* _Your goal_
Search the listing for the word "JSON" and say how many lines have it, nothing besides.
-=-=-
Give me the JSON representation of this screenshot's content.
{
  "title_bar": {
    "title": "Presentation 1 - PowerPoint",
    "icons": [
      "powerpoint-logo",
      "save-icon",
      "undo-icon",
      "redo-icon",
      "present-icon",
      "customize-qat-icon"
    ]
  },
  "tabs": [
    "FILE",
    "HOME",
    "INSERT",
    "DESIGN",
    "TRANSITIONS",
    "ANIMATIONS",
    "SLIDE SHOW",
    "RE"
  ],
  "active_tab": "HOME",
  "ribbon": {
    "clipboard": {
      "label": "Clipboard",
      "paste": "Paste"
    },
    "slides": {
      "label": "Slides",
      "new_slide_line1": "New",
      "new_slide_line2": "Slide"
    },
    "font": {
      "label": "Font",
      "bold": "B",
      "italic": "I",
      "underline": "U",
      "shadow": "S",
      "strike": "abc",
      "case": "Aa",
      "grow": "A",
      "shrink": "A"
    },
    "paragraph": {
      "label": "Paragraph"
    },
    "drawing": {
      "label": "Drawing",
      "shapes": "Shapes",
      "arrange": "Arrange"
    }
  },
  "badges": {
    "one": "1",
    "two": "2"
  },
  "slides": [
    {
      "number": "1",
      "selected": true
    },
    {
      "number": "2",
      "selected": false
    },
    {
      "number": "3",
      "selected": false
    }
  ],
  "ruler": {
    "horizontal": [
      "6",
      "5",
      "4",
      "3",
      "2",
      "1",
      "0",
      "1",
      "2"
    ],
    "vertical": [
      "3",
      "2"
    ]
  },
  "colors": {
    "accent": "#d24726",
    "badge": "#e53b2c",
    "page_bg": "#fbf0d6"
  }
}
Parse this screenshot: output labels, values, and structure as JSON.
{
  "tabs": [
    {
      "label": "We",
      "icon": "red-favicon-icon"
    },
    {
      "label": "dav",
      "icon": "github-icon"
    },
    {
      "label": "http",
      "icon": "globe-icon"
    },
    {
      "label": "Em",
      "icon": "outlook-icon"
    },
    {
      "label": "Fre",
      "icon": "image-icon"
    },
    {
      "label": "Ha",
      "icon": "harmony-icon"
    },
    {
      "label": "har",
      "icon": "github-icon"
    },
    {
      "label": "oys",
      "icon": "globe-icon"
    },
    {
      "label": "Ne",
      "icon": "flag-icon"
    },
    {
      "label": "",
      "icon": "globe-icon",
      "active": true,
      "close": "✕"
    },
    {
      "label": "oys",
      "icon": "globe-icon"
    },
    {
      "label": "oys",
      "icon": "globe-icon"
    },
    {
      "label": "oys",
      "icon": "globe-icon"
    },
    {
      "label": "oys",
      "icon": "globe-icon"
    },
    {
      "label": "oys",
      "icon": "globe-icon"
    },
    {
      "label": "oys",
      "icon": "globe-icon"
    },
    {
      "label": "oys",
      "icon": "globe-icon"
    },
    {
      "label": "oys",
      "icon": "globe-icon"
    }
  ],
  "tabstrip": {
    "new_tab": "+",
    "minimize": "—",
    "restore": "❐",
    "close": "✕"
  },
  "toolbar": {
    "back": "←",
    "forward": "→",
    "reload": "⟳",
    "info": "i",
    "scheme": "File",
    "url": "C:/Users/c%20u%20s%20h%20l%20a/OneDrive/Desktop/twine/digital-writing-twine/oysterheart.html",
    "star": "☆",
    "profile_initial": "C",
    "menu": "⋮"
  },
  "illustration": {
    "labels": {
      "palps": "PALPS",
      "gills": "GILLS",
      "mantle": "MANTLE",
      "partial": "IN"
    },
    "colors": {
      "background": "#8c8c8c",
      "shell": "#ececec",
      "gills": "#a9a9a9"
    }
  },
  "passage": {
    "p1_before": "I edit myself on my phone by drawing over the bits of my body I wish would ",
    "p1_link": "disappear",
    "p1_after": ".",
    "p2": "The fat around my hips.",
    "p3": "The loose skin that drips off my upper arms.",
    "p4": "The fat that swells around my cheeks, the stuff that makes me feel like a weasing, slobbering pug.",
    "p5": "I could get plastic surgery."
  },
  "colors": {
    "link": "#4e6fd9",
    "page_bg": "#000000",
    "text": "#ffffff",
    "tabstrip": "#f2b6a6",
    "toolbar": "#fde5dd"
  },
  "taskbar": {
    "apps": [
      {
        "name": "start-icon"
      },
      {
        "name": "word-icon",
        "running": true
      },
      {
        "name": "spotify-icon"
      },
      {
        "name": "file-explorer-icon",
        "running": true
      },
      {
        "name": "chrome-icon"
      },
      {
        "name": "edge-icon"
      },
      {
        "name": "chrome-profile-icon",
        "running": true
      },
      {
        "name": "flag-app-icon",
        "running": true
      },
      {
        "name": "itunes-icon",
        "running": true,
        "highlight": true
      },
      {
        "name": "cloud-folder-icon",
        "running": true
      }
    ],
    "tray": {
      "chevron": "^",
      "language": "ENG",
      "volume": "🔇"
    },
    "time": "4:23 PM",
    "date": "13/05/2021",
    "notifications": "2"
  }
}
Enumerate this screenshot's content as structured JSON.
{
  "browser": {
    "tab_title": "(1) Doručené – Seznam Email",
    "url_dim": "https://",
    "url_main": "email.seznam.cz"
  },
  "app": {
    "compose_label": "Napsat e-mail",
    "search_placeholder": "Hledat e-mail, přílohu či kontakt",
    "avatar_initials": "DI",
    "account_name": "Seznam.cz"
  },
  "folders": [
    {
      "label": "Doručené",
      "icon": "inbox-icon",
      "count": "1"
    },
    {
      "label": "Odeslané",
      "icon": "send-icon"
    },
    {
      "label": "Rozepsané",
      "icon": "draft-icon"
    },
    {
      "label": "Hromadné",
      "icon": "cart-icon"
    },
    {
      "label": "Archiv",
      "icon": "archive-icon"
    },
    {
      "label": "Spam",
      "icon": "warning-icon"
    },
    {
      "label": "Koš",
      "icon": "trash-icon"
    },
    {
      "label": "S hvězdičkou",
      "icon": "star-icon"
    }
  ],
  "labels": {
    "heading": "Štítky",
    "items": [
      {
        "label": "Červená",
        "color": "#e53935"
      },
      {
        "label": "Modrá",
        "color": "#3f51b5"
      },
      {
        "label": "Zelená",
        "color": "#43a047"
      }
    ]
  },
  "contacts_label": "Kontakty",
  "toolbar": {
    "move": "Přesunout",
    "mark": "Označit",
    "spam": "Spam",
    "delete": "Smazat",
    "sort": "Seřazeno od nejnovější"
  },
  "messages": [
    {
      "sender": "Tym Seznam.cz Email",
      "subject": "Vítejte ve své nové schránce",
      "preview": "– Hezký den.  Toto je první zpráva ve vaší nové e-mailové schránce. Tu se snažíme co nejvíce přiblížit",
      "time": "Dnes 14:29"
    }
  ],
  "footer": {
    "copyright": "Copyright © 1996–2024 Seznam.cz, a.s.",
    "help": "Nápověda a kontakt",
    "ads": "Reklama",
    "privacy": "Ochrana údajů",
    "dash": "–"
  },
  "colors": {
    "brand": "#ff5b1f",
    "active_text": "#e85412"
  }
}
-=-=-
* _Task result_
3